Ecuadorian border agents said Tuesday that the flow of Venezuelan refugees entering Ecuador from Colombia has slowed dramatically from last week. One agent at the Rumichaca bridge entry point said that the number of those crossing the border was 50 percent or less the rate it had been since the beginning of the year.
According to Venezuelans at the border, the slow-down is the result of fear, not the new requirement for a criminal record document announced Monday by Ecuador. “Today, we fear for our lives because of what happened [in Ibarra] and we want things to calm down,” said one man waiting on the Colombian side of the border. “My family, which is already in Ecuador, say they are afraid and that people are giving them bad looks.”

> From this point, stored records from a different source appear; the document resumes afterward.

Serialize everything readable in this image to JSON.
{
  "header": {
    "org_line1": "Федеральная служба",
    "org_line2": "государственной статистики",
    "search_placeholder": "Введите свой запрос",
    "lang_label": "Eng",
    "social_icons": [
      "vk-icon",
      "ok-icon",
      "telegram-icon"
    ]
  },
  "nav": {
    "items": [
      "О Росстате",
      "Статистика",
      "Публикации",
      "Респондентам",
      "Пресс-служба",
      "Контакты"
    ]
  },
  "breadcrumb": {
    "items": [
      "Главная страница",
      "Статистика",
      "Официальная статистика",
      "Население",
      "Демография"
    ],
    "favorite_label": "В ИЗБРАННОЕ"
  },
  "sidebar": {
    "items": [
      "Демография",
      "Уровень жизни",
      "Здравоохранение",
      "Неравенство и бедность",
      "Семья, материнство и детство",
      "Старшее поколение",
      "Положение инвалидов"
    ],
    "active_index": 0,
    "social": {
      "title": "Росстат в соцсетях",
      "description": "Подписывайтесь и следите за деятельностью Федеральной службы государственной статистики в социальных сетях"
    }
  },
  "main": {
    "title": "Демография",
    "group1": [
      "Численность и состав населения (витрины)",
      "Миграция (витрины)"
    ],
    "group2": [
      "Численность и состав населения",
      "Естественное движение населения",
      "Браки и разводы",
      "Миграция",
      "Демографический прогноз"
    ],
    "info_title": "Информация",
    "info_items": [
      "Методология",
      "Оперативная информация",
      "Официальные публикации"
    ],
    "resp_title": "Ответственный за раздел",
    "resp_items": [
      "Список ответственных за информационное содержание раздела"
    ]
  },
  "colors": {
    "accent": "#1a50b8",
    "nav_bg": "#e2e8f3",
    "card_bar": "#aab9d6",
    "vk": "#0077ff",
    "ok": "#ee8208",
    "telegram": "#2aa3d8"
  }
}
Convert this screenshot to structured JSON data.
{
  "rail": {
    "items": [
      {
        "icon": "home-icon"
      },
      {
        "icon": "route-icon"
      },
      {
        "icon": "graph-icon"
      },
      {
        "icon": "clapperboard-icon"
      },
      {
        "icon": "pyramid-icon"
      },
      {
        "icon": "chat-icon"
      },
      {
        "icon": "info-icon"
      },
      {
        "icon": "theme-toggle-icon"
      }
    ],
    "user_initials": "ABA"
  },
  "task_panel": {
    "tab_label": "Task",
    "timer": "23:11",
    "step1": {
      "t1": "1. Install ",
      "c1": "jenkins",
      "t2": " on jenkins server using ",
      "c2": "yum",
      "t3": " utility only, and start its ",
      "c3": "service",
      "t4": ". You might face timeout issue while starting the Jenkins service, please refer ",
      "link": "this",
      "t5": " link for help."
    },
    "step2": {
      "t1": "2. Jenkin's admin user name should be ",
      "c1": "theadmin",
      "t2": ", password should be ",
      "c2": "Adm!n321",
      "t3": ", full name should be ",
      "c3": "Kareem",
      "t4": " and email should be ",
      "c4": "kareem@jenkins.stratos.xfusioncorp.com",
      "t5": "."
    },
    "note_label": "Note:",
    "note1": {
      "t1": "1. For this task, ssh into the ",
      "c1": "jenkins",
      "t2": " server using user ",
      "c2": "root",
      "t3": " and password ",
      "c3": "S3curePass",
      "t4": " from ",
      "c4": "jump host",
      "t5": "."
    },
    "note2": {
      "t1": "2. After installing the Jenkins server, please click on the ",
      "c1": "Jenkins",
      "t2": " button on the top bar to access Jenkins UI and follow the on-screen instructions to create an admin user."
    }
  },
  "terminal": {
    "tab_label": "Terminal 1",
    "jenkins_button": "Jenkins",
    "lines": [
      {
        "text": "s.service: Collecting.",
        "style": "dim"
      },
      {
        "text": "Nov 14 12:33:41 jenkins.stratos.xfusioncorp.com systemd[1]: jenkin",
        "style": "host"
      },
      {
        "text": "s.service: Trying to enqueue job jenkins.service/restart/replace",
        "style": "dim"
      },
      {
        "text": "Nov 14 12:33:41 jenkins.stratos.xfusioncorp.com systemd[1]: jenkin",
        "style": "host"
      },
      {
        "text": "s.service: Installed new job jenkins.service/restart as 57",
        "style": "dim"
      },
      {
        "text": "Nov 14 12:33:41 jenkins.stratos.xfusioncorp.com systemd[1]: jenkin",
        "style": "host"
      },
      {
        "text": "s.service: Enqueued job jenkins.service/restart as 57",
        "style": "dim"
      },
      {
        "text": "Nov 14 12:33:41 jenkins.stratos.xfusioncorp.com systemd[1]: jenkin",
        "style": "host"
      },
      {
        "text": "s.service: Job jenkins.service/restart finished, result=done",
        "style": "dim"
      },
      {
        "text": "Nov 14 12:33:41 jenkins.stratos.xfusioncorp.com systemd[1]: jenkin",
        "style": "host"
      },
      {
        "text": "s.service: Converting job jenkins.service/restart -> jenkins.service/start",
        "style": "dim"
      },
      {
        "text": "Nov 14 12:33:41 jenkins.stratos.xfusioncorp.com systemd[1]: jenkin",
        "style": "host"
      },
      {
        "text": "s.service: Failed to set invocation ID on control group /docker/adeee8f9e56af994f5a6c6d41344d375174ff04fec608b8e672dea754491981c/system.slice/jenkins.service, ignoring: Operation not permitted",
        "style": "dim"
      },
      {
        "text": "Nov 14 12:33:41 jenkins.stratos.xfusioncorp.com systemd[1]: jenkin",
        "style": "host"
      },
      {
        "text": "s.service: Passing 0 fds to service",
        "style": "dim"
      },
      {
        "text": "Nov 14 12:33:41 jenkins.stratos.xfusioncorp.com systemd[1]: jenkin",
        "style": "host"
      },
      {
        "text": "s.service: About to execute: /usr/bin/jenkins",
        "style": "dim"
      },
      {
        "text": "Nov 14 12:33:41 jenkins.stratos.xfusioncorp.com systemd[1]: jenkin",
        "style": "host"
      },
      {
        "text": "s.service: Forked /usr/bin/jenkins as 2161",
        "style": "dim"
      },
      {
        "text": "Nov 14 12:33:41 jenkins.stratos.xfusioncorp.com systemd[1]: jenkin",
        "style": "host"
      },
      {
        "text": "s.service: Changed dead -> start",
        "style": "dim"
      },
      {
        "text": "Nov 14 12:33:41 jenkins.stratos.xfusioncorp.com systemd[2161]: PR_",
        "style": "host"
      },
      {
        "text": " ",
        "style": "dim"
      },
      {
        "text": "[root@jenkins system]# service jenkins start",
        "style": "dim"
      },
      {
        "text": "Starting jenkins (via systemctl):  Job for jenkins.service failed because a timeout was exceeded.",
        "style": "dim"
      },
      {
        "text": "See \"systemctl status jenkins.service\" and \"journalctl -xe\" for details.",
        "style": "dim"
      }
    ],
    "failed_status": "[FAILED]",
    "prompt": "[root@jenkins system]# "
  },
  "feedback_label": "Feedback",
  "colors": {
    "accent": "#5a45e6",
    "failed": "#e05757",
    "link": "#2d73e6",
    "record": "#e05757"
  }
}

The new requirement that Venezuelans present an apostilled document showing they do not have criminal records, announced by Vice President Otto Sonnenholzner, has not yet gone into effect. “The vice president misspoke when he said the rule was effective immediately,” said President Lenin Moreno’s press secretary. “There is a legalization process for the order that will take several days.”
Daniel Regalado, president of the Ecuador Association of Venezuelans, said that the “fear level” for Venezuelans remains high throughout Ecuador. “It is worse in smaller towns, especially near the border,” he said. “The situation is better in larger cities, such as Guayaquil, Cuenca and Quito, where people are more sophisticated and tolerant.”
Regalado corrected himself for comments he made Monday that four Venezuelans had been killed by angry mobs following the Saturday night murder in Ibarra of a pregnant Ecuadorian woman by her Venezuelan boyfriend. “I received bad information and am sorry that I repeated it. Unfortunately, there has been a great amount of rumors spread by social media and we must be careful to know the truth.” he said.
He added: “Despite this, I continue to hear of verifiable cases of my people being attacked and beat up throughout the country.”
Ecuadorian officials said Tuesday that many refugees are heading back to Venezuela, either by bus or on flights paid for by the Venezuelan government.